My husband and I took these results, and considered the possibility that he might be our only. We spent the next two years, enjoying our new little family, and working on getting me in the best shape possible. Our daughter just happened, like all great things that fate brings you. And though she gave me all the trials and tribulations of a “normal” pregnancy, I was the healthiest I had been in ages, MS-wise.
My post-partum MRI with her, showed, for the first time in years, no progression of the disease. Neither of my children would be here, if I had not made some very serious changes, over a very long period of time.
On good days, I find myself able to do things I have not been able to do in years. On bad days, it makes it a little easier to try to be my best me.
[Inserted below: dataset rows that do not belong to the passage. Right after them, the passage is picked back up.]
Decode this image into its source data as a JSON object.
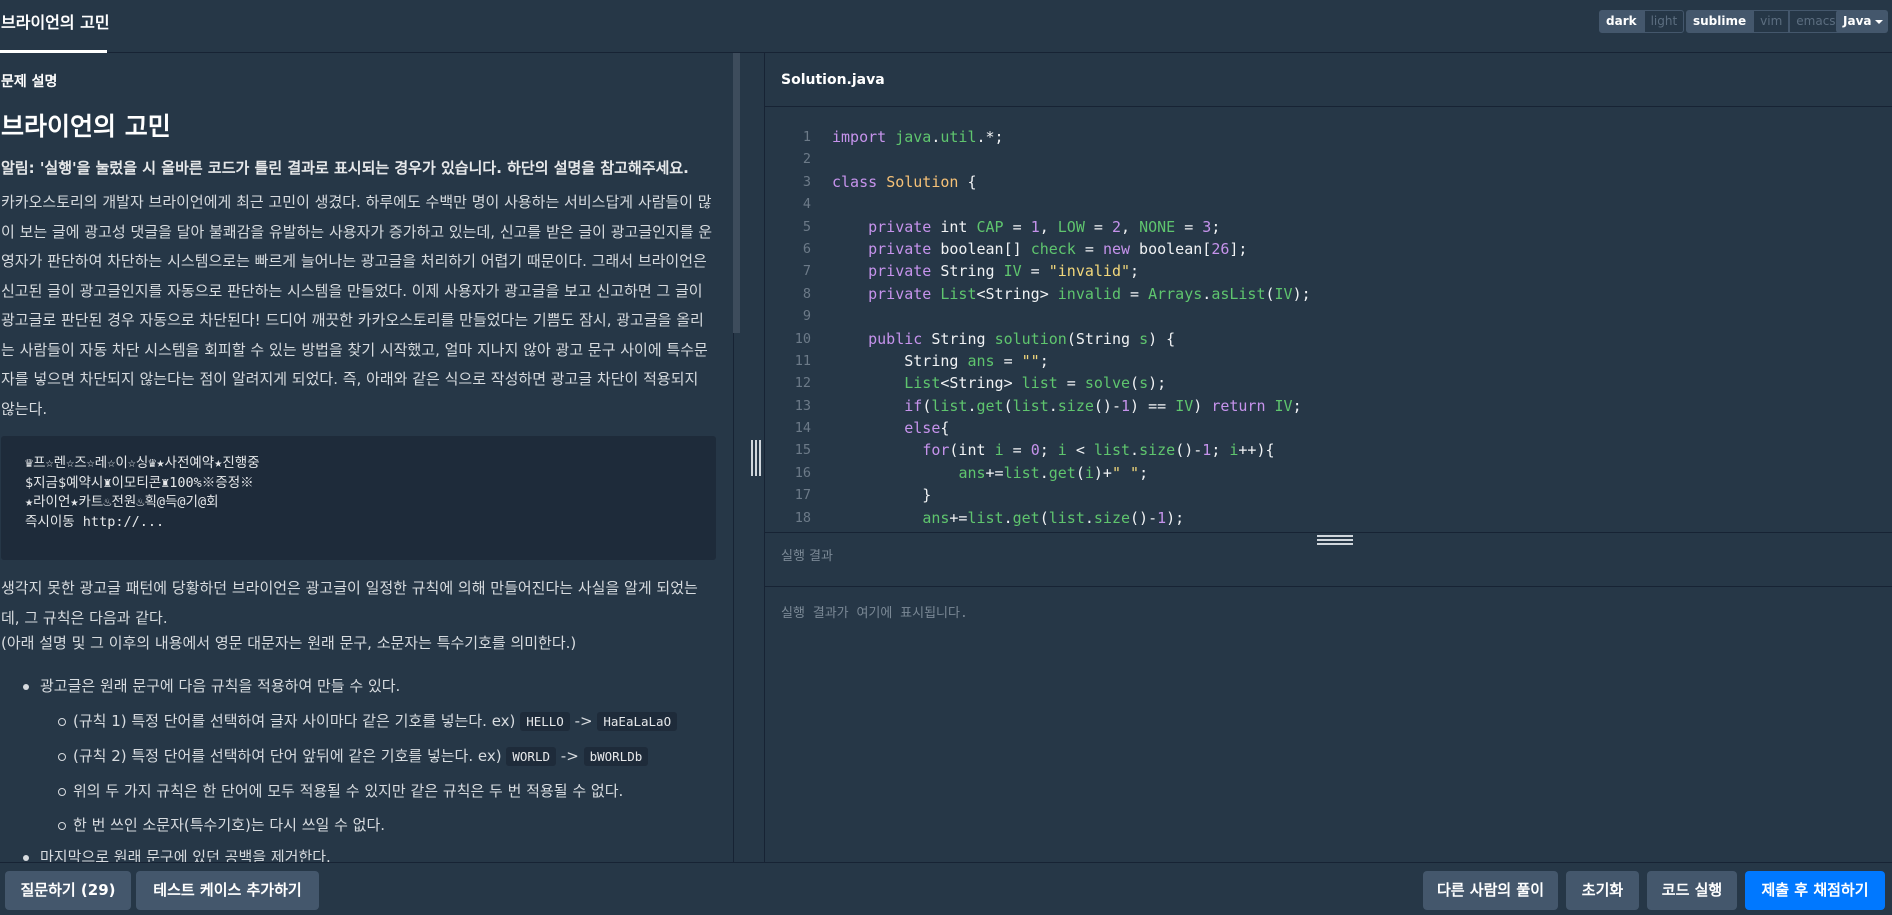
{
  "header": {
    "title_tab": "브라이언의 고민",
    "theme": {
      "dark": "dark",
      "light": "light"
    },
    "keymap": {
      "sublime": "sublime",
      "vim": "vim",
      "emacs": "emacs"
    },
    "language": "Java"
  },
  "description": {
    "section_title": "문제 설명",
    "title": "브라이언의 고민",
    "notice": "알림: '실행'을 눌렀을 시 올바른 코드가 틀린 결과로 표시되는 경우가 있습니다. 하단의 설명을 참고해주세요.",
    "para1": "카카오스토리의 개발자 브라이언에게 최근 고민이 생겼다. 하루에도 수백만 명이 사용하는 서비스답게 사람들이 많이 보는 글에 광고성 댓글을 달아 불쾌감을 유발하는 사용자가 증가하고 있는데, 신고를 받은 글이 광고글인지를 운영자가 판단하여 차단하는 시스템으로는 빠르게 늘어나는 광고글을 처리하기 어렵기 때문이다. 그래서 브라이언은 신고된 글이 광고글인지를 자동으로 판단하는 시스템을 만들었다. 이제 사용자가 광고글을 보고 신고하면 그 글이 광고글로 판단된 경우 자동으로 차단된다! 드디어 깨끗한 카카오스토리를 만들었다는 기쁨도 잠시, 광고글을 올리는 사람들이 자동 차단 시스템을 회피할 수 있는 방법을 찾기 시작했고, 얼마 지나지 않아 광고 문구 사이에 특수문자를 넣으면 차단되지 않는다는 점이 알려지게 되었다. 즉, 아래와 같은 식으로 작성하면 광고글 차단이 적용되지 않는다.",
    "example_lines": [
      "♛프☆렌☆즈☆레☆이☆싱♛★사전예약★진행중",
      "$지금$예약시♜이모티콘♜100%※증정※",
      "★라이언★카트♨전원♨획@득@기@회",
      "즉시이동 http://..."
    ],
    "para2": "생각지 못한 광고글 패턴에 당황하던 브라이언은 광고글이 일정한 규칙에 의해 만들어진다는 사실을 알게 되었는데, 그 규칙은 다음과 같다.",
    "para3": "(아래 설명 및 그 이후의 내용에서 영문 대문자는 원래 문구, 소문자는 특수기호를 의미한다.)",
    "rule_main": "광고글은 원래 문구에 다음 규칙을 적용하여 만들 수 있다.",
    "rule1_text": "(규칙 1) 특정 단어를 선택하여 글자 사이마다 같은 기호를 넣는다. ex)",
    "rule1_from": "HELLO",
    "rule1_arrow": "->",
    "rule1_to": "HaEaLaLaO",
    "rule2_text": "(규칙 2) 특정 단어를 선택하여 단어 앞뒤에 같은 기호를 넣는다. ex)",
    "rule2_from": "WORLD",
    "rule2_arrow": "->",
    "rule2_to": "bWORLDb",
    "rule3_text": "위의 두 가지 규칙은 한 단어에 모두 적용될 수 있지만 같은 규칙은 두 번 적용될 수 없다.",
    "rule4_text": "한 번 쓰인 소문자(특수기호)는 다시 쓰일 수 없다.",
    "rule_last": "마지막으로 원래 문구에 있던 공백을 제거한다."
  },
  "editor": {
    "filename": "Solution.java",
    "line_numbers": [
      "1",
      "2",
      "3",
      "4",
      "5",
      "6",
      "7",
      "8",
      "9",
      "10",
      "11",
      "12",
      "13",
      "14",
      "15",
      "16",
      "17",
      "18"
    ]
  },
  "result": {
    "title": "실행 결과",
    "placeholder": "실행 결과가 여기에 표시됩니다."
  },
  "footer": {
    "question_button": "질문하기 (29)",
    "add_testcase_button": "테스트 케이스 추가하기",
    "others_solution_button": "다른 사람의 풀이",
    "reset_button": "초기화",
    "run_button": "코드 실행",
    "submit_button": "제출 후 채점하기"
  },
  "colors": {
    "background": "#263747",
    "code_block": "#1e2b3a",
    "button": "#44576c",
    "primary": "#0078ff",
    "keyword": "#c693ec",
    "class_name": "#f6c177",
    "string": "#f2d77b",
    "identifier_green": "#5fc56e"
  }
}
My favorite piece of advice, to anyone, is that you should always have a theme song. At least one, though I highly recommend more. I have dozens of theme songs for dozens of situations. I have a one for the days when I am really pissed that I have MS; and a one for the days that I think I am so lucky to have MS. I have a theme song for the days I cannot sleep, and for the days I never want to leave my bed. My theme song of the day gets me moving, even if I only have the energy to mouth along to the words. Because I know that is more than I was moving before.
Throughout this issue, we’re sharing personal stories of real people who’ve made exercise a part of their lives, including several participants in the Rocky Mountain MS Center’s MS Wellness Pilot Program. With generous support from the Jimmie Heuga Foundation, the Wellness Pilot Program was conducted in 2017-18 and focused on making wellness a part of overall MS treatment. Stay tuned to RMMSC communications for more information on what’s next with the MS Wellness Program.